We need trust that by becoming Bahá’í, God has already given us peace and tranquility:

These are they whose countenances God hath graciously turned away from the face of the unbelievers, and whom He hath sheltered beneath the shadow of the Tree of His own Being; they upon whose hearts He hath bestowed the gift of peace and tranquillity, and whom  He hath strengthened and assisted through the hosts of the seen and the unseen.  (Baha’u’llah, The Summons of the Lord of Hosts, p. 10)

We need education:
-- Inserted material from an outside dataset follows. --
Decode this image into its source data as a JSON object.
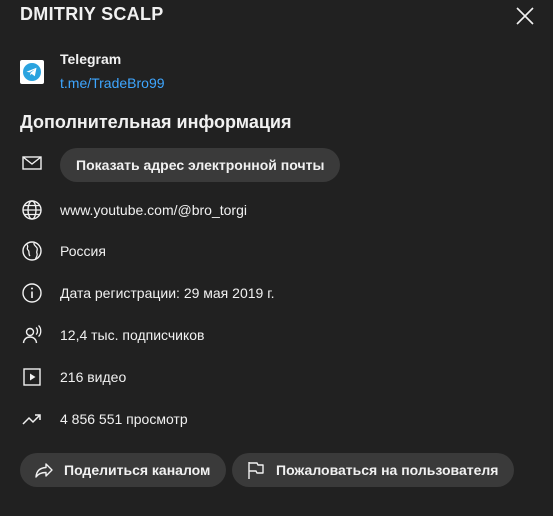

“Bahá’u’lláh,” ‘Abdu’l-Bahá affirmed, “after His return (from Sulaymaniyyih) made such strenuous efforts in educating and training this community, in reforming its manners, in regulating its affairs and in rehabilitating its fortunes, that in a short while all these troubles and mischiefs were quenched, and the utmost peace and tranquillity reigned in men’s hearts.”  (Shoghi Effendi, God Passes By, p. 133)

We need to study the sacred texts for clues, and trust that God has our best interests at heart:
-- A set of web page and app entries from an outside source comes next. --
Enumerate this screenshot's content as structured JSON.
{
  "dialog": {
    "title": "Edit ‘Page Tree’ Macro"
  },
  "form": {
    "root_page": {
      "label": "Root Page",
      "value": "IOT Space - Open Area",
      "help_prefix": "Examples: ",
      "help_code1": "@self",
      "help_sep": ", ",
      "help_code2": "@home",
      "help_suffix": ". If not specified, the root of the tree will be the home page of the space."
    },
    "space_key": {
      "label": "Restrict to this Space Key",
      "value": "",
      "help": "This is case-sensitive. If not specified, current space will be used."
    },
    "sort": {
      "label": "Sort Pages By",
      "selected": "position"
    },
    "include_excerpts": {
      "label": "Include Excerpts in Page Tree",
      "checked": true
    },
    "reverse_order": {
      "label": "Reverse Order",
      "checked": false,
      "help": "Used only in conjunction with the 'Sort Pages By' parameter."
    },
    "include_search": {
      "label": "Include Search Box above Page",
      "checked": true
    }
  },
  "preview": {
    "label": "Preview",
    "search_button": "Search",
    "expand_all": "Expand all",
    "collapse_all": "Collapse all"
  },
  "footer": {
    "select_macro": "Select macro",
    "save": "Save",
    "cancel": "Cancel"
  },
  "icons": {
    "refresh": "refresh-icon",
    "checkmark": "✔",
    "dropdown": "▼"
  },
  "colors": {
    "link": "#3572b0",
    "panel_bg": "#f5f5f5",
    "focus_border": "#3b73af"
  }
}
We have exhorted them at length in various Tablets and beseech God to graciously assist them, to enable them to draw nigh unto Him and to confirm them in that which would bring peace to the hearts and tranquillity to the souls and would stay their hands from whatsoever ill-beseemeth His days.  (Baha’u’llah, Tablets of Baha’u’llah, p. 121)

We need righteousness and understanding:

The purpose underlying the revelation of every heavenly Book, nay, of every divinely-revealed verse, is to endue all men with righteousness and understanding, so that peace and tranquillity may be firmly established amongst them.  (Baha’u’llah, Gleanings from the Writings of Baha’u’llah, p. 205)

When met with opposition we are asked to:

Resist their fighting with peace and reconciliation, their blows with kindness and perfection and their blame with joy and tranquillity.  (Abdu’l-Baha, Tablets of Abdu’l-Baha v2, p. 285)

Pray for the hateful sinners . . . Beseech God to direct them to the Path of Salvation and breathe into them the Spirit of Life.  (Abdu’l-Baha, Tablets of Abdu’l-Baha v2, p. 285)

By teaching others, we can ensure their peace and tranquility:

Consider what source of joy and gratification it should be to you to see people, who have been for years seeking for the truth and craving to obtain it, who look upon the prevailing conditions of the world with distress and earnestly pray for salvation, find through you the object of their quest and attain the peace, tranquillity and spiritual life which they have longed for. The accomplishment of the task and the resulting success will be an ample reward for all your strivings.  (Shoghi Effendi, The Light of Divine Guidance v II, p. 21)

He . . . affirms that man will experience peace and tranquillity when he becomes the well-wisher of all that dwell on earth and exhorts the peoples to leave the darkness of enmity and enter the light of unity.  (Adib Taherzadeh, The Revelation of Baha’u’llah v 3, p. 270)

God knows what has happened to us, and has given us prayers we can say:

Thou knowest all that is in me, O Lord, but I know not what is in Thee. Have mercy then upon me through Thy loving providence and inspire me with that which shall give peace to my heart during Thy days and tranquillity to my soul through the revelations of Thy sacred presence.  (Compilations, The Importance of Obligatory Prayer and Fasting)

All laud and honor to Thee, O my God! Thou well knowest the things which, for a score of years, have happened in Thy days, and have continued to happen until this hour. No man can reckon, nor can any tongue tell, what hath befallen Thy chosen ones during all this time. They could obtain no shelter, nor find any refuge in which they could abide in safety. Turn, then, O my God, their fear into the evidences of Thy peace and Thy security, and their abasement into the sovereignty of Thy glory, and their poverty into Thine all-sufficient riches, and their distress into the wonders of Thy perfect tranquillity. Vouchsafe unto them the fragrances of Thy might and Thy mercy, and send down upon them, out of Thy marvelous loving-kindness, what will enable them to dispense with all except Thee, and will detach them from aught save Thyself, that the sovereignty of Thy oneness may be revealed and the supremacy of Thy grace and Thy bounty demonstrated.   (Baha’u’llah, Prayers and Meditations by Baha’u’llah, p. 335)